= Exercise goal =
Going line by line through the listing, how many lines hold "date"? State nothing but the number.

= Material for this exercise =
**********
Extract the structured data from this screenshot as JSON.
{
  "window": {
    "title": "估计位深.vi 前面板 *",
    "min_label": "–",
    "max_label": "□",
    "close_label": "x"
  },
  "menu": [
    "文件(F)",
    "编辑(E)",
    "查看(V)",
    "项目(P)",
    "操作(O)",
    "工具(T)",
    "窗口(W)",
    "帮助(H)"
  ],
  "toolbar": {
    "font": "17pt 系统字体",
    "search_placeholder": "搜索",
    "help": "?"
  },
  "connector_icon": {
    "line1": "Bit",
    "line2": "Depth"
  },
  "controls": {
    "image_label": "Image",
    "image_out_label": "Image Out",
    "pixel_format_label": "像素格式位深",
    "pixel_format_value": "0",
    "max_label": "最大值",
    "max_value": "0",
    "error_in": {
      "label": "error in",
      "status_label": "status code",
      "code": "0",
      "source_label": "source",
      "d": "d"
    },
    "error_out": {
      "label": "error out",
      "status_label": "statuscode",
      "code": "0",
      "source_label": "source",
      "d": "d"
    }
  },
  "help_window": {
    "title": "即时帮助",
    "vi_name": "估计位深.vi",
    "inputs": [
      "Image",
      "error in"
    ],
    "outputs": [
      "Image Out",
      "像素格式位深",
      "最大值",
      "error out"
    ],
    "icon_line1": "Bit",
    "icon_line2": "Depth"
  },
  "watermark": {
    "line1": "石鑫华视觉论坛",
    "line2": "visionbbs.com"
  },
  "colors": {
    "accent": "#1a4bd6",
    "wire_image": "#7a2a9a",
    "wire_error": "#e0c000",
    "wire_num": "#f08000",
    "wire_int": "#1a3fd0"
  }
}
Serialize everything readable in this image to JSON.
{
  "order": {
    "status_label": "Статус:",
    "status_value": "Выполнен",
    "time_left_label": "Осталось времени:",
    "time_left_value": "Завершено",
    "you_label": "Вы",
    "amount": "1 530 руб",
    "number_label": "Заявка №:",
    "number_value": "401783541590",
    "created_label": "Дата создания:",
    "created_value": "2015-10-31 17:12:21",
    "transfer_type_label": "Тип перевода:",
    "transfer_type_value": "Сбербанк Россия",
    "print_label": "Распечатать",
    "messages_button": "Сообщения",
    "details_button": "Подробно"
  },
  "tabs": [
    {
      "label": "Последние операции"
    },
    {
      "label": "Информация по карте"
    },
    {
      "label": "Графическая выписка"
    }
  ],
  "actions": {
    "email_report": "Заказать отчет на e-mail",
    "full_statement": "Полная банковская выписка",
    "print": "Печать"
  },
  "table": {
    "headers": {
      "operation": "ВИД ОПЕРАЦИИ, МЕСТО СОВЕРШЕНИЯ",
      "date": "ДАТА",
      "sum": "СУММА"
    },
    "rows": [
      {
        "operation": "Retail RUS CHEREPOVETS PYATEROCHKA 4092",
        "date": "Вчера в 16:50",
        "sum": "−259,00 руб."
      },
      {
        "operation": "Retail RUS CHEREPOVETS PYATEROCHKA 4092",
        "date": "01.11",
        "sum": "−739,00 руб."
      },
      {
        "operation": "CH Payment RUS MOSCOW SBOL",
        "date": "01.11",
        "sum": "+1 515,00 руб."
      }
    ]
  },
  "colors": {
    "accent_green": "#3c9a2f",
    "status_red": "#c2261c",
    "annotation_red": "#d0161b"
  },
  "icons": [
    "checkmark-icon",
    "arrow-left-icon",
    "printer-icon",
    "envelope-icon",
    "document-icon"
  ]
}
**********
= Answer box =
4